In 2017–18, 15% of public two-year college students took out student loans, compared with 43% of public four-year college students.
Sampled in 2015–16, 36% of all public two-year college students had taken out loans during their undergraduate studies, similar to the percentage in 2011–12 but up from 30% in 2007–08, according to a CCRC analysis of federal data. Twenty-four percent had borrowed less than $13,500, and 12% had borrowed more than $13,500. Both the rate of borrowing and the amount borrowed are far lower than in other sectors. For example, 60% of students at public four-year institutions and 82% of students at for-profits borrowed.
While about 26% of community college borrowers default within 12 years of entering college, only 13% of community college entrants default because of the much smaller fraction of borrowers at community colleges.
Transfer to Four-Year Colleges
While about 80% of entering community college students indicate they want to earn a bachelor's degree or higher, only 31% of community college students who started in fall 2014 actually transferred to a four-year institution within six years. Among community college students who transferred to a four-year college, 75% transferred to public institutions, 19% to private nonprofit institutions, and 6% to for-profit institutions.
Of the 31% of first-time, degree-seeking community college students who transferred to four-year colleges, 47% completed a bachelor’s degree within six years. In other words, 15% of the entire 2014 cohort of entering community college students earned a bachelor's degree within six years.
Bachelor’s completion varies by type of four-year institution. Of students who transferred to four-year public institutions, 46% completed a bachelor’s within six years of starting at a community college. Of students who transferred to private nonprofit four-year institutions, 33% completed a bachelor’s within six years. Of students who transferred to private for-profit four-year institutions, 9% completed a bachelor’s within six years.
Forty-two percent of first-time, degree-seeking community college students who successfully transfer to four-year colleges do so after first earning an associate degree or certificate. Among students who earned bachelor's degrees in 2020–21, nearly 23% had already earned an associate degree and 1.6% had earned a certificate.
Economic Returns to Community College

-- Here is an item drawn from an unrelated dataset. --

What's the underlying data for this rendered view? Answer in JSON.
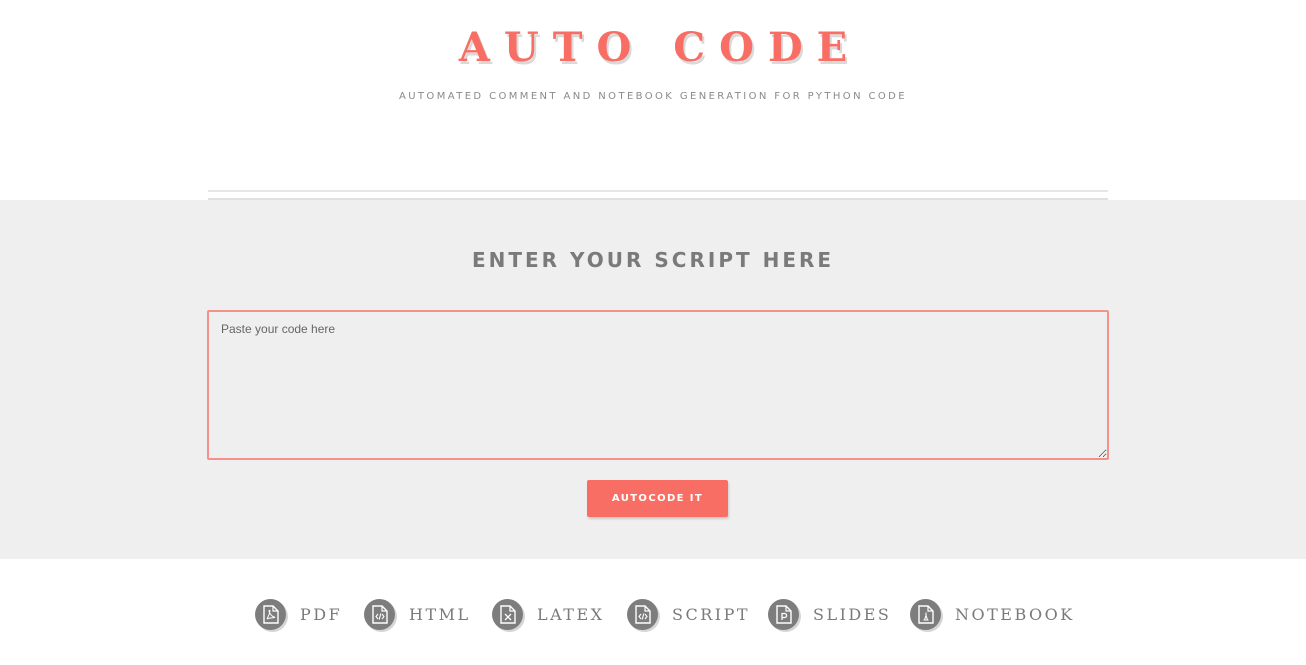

On average, community college students earn significantly more over their lifetimes than individuals who do not go to community college. Many studies have shown higher earnings for workers who earn community college awards. The Georgetown University Center on Education and the Workforce estimates that graduates with associate degrees make $2 million in lifetime earnings, compared with $2.8 million for bachelor’s degree holders and $1.6 million for full-time workers with a high school diploma.
But the exact amount varies. It depends on the type and length of the credential and what subject is studied, with fields including engineering and health care leading to higher earnings for associate degree holders. Other factors include whether the student transfers to a four-year college and how well their program aligns to a bachelor's degree, as well as the strength of the labor market.
Based on large-scale studies from six states, the average student who completes an associate degree at a community college will earn $5,400 more each working year than a student who drops out of community college. This estimate adjusts for factors such as the subject studied, college attended, and college GPA.
Most research finds that having a certificate is associated with higher earnings. The effect is especially strong for certificates in health fields. In addition, certificates increase the probability that the person is employed and that the job is in an industry related to their skills. However, the value of an associate degree grows substantially after graduation, while the returns to a long-term certificate remain flat.